John Pope was born in Prince William County, Virginia, in 1770. His parents were William and Penelope (Edwards) Pope. He moved with his family to Kentucky in 1779. He lost an arm in a mill accident while a young boy. Pope was educated at James Priestly’s school at Bardstown; he then read law with George Nicholas in Lexington.
In 1800, Pope voted for Thomas Jefferson in Kentucky’s electoral college. In 1802, he was elected to the State House of Representatives from Shelby County. He moved to Lexington and served in the State House of Representatives from Fayette County in 1806-7. In 1807, he was elected to the U. S. Senate where he served until 1813. His vote in opposition to the War of 1812 hurt him politically, and he did not seek reelection in 1813.
From 1816 to 1819 Pope was Secretary of State in the administration of Governor Gabriel Slaughter. In 1824, he supported his brother-in-law, John Quincy Adams, for President. He was elected to the State Senate and served from 1825 to 1829. In 1828, he supported Andrew Jackson for President. Jackson then appointed him Territorial Governor for the Arkansas Territory. He was Territorial Governor until 1835 when he broke with Jackson; he returned to Kentucky and became a Whig. He was elected three times to the U. S. House of Representatives from 1837 to 1843.
John Pope was married three times and was twice a widower. He married Anne Christian, Elizabeth Johnson, and Frances Walton. He retired to Springfield in Washington County where he died on July 12, 1845. He is buried in the Springfield Cemetery.
Orval W. Baylor, "John Pope, Kentuckian: His Life and Times, 1770-1845," The Hobson Press, Cynthiana, Ky. (1943);
"The Life and Times of John Pope, 1770-1845,” Filson Club History Quarterly 15 (1941), pgs 59-77;
"Biographical Encyclopedia," (1878), pg 207;
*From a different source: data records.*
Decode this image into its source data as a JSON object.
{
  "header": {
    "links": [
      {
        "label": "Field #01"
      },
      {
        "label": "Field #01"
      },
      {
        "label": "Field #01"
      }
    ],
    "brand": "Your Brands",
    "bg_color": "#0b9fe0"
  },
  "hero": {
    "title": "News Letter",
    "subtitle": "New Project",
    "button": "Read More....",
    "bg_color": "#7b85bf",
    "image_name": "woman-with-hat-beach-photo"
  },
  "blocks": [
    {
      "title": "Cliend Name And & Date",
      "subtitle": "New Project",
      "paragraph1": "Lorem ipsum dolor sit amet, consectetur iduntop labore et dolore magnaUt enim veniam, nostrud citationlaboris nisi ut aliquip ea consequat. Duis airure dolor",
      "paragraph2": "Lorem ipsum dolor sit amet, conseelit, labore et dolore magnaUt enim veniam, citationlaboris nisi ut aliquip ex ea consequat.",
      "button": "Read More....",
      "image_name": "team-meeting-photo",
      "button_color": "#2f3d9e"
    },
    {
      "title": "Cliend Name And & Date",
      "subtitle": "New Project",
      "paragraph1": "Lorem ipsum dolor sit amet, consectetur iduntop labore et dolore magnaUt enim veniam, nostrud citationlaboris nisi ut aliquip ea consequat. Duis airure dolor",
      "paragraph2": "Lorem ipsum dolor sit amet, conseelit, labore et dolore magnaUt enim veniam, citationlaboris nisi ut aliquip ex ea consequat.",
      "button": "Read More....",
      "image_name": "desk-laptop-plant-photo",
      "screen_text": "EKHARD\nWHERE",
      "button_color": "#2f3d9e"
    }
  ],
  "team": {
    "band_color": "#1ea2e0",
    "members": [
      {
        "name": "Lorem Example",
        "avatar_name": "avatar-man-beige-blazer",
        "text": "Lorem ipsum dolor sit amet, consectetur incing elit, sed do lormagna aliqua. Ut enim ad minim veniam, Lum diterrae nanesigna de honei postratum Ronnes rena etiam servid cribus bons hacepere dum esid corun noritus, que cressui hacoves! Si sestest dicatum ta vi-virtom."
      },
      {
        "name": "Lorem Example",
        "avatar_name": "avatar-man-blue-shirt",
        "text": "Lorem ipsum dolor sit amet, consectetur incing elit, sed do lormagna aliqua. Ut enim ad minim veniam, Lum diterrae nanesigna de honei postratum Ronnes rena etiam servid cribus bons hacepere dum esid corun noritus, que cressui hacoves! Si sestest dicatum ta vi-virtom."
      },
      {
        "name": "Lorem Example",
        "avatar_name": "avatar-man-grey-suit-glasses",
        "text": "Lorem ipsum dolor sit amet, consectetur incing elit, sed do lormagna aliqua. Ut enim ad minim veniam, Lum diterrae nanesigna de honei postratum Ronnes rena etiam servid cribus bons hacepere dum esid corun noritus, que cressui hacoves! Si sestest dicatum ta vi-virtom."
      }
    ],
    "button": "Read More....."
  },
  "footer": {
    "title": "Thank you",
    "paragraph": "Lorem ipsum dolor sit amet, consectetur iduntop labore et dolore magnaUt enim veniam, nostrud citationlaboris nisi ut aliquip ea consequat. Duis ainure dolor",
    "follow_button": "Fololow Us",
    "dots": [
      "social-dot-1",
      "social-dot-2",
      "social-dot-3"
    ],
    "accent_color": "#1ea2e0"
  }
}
Collins, "History of Kentucky," (1874), Vol. II, pg 752;
"Kentucky Encyclopedia," (1992), pg 728;
Levin, ed., "Lawyers and Lawmakers," (1897), pgs 116-17.